Welcome to Love Lockdown: a new weekly column about how people are navigating romantic relationships in the time of coronavirus.
Last Monday night, my husband Phil and I tuned into Boris Johnson’s broadcast to the nation while sharing some rhubarb crumble and ice cream on the sofa. When lockdown was officially announced, I side-eyed Phil to check his response. Something in the air felt kinda...sexy?
That night, as the reality of our new lives sunk in, I started looking forward to going into lockdown with Phil and spending some quality time together. He travels for work most weeks, so the time we have together is limited. Despite this, our Monday to Friday is filled with mushy texts, flirty FaceTime calls and passionate reunions; even though we've been together for years, we struggle to keep our hands off each other and I still get butterflies when I see him.
My head was spinning with ideas. Could this be the best excuse for a home-based honeymoon? Who needed to jet off somewhere exotic when you could have romantic picnics on the kitchen floor, steamy sex 24/7, candlelit baths and frisky makeout sessions in the utility room.
This seemed like the perfect plan to me, and a realistic one too. Romance ain’t dead in our relationship. Since we bought our house two-and-a-half years ago, I wake up to Phil making breakfast for me every morning (which varies between a Spanish omelette and an array of fruit and cereals laid out on the dining room table), all because he knows I struggle to function properly before 9am.
But here’s the thing. Pre-lockdown, we’d normally start and finish the day together but now all routine has completely vanished. Being in isolation, working from home and going on one walk a day has meant our sleeping and eating patterns aren’t aligning. I’m guilty of going to bed and waking up later, whereas Phil’s kept to his normal early riser routine. And where we’d usually get all lovey-dovey after a film in the evening, coronavirus news updates have left us drained and overwhelmed.
Despite this and given how affectionate our marriage is, I thought lovemaking in lockdown would be business as usual. More time at home = more sex, right? Wrong. Our days have somehow been filled with longer work hours, binge eating, rushing out to supermarkets, Houseparty chats, online workouts and COVID-19 news updates.
And when it comes to feeling sexy in lockdown, I’ve never felt so far from it. Not commuting into town for meetings or going out for dinner with friends has meant that wild hair is an around-the-clock look, makeup has been demoted to low priority and staying in my jammies 'til 2pm is a new vibe.
On Thursday, we realized we just weren’t prioritizing spending time with each other, even though we were spending every minute together.
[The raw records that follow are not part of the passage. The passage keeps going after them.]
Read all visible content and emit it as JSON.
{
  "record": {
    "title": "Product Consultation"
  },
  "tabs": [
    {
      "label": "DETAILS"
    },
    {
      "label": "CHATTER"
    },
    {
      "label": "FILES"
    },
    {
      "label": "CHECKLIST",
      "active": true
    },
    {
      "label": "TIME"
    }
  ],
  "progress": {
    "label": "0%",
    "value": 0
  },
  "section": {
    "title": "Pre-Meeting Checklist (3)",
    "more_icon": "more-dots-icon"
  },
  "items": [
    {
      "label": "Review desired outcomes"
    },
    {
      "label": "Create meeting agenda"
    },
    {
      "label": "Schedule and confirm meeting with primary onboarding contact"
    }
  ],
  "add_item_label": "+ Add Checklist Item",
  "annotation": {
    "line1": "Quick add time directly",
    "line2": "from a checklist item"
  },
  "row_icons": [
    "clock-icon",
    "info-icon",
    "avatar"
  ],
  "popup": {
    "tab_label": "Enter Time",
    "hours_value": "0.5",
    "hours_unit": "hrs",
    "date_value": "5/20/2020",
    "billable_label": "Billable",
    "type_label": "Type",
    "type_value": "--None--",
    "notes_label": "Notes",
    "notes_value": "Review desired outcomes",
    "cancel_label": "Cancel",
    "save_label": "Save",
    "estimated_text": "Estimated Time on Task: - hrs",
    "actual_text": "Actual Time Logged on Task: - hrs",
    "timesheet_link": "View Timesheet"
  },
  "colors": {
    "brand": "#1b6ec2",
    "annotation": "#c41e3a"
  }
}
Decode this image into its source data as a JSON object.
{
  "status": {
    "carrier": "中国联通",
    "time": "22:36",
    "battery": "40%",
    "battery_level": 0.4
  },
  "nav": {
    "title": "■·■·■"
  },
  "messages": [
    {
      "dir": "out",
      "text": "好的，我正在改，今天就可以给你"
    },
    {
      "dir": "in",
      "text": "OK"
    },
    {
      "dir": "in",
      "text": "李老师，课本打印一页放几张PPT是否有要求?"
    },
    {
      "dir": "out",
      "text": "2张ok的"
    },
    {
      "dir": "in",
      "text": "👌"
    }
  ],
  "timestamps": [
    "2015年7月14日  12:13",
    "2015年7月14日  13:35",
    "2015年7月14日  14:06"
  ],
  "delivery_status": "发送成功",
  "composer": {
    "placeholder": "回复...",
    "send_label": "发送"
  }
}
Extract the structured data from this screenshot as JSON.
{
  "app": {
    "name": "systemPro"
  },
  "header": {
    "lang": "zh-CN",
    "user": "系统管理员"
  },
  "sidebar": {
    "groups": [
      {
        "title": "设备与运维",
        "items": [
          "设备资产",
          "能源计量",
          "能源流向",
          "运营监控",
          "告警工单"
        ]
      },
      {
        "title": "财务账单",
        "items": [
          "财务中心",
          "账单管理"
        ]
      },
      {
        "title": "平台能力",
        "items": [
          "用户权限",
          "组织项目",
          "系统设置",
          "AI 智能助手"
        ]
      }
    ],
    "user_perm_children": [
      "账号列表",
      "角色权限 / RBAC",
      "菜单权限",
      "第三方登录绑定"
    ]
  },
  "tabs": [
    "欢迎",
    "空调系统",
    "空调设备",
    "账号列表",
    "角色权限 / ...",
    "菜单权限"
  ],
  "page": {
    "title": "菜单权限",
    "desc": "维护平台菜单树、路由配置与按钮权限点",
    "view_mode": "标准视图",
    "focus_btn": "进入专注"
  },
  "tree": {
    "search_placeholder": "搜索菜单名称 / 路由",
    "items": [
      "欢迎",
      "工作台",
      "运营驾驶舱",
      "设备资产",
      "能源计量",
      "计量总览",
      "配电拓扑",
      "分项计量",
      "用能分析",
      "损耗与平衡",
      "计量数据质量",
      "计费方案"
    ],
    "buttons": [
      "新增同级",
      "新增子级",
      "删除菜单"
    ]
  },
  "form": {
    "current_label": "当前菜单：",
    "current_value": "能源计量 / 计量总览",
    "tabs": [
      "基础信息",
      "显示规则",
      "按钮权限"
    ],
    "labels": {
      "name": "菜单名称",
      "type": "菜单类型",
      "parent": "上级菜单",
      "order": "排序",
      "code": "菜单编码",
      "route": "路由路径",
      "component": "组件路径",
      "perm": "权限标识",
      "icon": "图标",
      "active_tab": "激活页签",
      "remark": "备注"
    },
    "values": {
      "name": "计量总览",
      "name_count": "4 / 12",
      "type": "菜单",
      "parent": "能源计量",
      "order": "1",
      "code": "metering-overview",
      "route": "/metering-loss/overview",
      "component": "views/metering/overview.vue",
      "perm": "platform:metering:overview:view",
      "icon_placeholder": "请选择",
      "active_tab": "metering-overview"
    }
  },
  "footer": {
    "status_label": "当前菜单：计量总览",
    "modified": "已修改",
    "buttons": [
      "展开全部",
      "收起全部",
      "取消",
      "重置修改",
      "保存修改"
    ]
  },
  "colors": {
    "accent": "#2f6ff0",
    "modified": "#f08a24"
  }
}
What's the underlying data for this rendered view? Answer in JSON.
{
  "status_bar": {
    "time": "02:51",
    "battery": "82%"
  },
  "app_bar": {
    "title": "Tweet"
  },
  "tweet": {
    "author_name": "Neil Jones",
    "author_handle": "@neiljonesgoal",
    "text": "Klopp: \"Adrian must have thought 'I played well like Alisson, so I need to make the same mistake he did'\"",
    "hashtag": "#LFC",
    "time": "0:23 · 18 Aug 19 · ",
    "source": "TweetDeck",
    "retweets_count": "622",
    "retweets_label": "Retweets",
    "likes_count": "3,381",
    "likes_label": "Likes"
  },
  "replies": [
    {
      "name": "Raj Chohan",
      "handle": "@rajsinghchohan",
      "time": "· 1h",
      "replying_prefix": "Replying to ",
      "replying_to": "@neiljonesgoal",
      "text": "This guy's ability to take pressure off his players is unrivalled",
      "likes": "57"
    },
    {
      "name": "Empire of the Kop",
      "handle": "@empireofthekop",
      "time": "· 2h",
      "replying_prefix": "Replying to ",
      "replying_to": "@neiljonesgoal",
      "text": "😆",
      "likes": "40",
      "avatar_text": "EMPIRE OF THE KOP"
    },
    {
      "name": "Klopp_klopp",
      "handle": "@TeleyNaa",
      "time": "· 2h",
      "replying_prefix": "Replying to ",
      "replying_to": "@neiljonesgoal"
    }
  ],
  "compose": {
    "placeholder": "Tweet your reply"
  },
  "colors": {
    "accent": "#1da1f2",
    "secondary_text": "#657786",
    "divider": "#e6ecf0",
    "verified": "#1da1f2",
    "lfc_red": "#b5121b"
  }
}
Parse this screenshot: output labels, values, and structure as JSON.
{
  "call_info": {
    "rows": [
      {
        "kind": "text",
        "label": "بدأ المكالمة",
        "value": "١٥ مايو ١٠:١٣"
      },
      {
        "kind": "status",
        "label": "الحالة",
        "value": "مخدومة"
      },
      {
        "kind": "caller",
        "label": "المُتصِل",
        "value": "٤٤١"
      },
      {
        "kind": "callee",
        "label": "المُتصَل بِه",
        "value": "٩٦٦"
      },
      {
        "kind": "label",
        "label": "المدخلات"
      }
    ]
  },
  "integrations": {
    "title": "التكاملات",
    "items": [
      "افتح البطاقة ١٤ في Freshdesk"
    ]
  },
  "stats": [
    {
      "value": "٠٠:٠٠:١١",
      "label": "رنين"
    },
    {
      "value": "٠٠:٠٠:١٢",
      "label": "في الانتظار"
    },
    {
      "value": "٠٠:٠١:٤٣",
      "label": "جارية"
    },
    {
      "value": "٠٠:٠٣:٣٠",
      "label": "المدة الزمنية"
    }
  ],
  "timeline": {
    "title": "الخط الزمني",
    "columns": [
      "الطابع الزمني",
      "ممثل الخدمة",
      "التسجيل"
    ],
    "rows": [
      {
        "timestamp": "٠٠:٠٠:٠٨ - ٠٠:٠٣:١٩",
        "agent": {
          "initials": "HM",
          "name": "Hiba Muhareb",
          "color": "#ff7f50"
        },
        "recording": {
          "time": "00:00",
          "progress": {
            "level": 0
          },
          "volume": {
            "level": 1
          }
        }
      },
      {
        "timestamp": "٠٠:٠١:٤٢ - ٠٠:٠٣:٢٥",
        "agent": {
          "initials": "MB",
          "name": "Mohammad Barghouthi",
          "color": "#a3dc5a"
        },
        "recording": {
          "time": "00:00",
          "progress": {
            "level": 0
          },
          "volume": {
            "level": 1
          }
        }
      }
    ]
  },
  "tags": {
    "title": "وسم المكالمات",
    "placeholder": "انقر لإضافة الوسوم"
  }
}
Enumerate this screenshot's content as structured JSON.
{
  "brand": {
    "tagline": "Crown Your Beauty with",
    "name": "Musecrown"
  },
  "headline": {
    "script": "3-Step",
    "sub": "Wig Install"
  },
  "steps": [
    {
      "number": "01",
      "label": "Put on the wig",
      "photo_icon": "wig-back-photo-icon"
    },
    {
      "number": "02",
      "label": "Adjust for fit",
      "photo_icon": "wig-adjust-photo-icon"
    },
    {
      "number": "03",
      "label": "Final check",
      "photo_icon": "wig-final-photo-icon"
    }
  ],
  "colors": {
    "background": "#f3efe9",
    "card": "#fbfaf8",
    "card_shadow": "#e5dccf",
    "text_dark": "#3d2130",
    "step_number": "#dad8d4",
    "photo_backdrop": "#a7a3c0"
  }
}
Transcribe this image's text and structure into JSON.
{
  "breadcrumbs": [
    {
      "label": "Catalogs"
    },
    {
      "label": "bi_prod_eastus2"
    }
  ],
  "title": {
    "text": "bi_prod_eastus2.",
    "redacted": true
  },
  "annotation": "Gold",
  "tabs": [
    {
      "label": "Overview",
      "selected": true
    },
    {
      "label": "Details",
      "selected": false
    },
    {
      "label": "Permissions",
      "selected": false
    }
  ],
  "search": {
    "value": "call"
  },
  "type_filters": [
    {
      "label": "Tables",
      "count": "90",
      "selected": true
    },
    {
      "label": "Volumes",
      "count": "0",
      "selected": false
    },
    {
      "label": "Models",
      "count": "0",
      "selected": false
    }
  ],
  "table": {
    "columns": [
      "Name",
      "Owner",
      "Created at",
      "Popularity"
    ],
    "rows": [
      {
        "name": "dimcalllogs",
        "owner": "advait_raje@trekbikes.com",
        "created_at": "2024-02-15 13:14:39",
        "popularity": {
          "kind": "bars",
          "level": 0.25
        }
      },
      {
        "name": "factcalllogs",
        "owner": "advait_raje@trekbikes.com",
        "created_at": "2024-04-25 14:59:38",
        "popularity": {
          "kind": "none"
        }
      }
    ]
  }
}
I was 40 minutes into my virtual Zumba class, which was taking place in the kitchen, when Phil beckoned me to come upstairs. Sweating profusely and so out of breath from trying to master the upbeat salsa routine that I couldn’t even give him a verbal rejection, we had to admit that our sex drives just weren’t synching.
When it hit home that this was not normal for us, we agreed we needed to find time together with absolutely no distractions. We had been guilty of thinking lockdown would inevitably lead to more time together, but that was complacent of us.
It dawned on us that the time and effort we put into our marriage pre-COVID-19 was still required — if not more so.
Finding peace in positivity and appreciation has helped us get back to a healthier mindset — and we’re trying our best to stay away from Twitter and every news channel on the hour.
As for myself, I’ve learned the importance of self-care in lockdown. Attempting to get back to my skincare regime and pampering myself with face masks and at-home facials has been a savior. Heck, I’ve even started spritzing my signature fragrance every morning to feel more like myself. Focusing on my own mental wellbeing has helped us both, how we prioritize each other and can find meaning in this uncertain, frightening time.
Love in lockdown is definitely a new challenge for couples, whether you’ve just started dating, are happily married or celebrating a milestone anniversary. My advice is to try and accept that the world is in a stage of temporary grief. And while you’re longing to get back to normality, be that a great sex life or resuming your favourite hobby, we’re all just trying to find our new normal in this transition period. And that’s okay.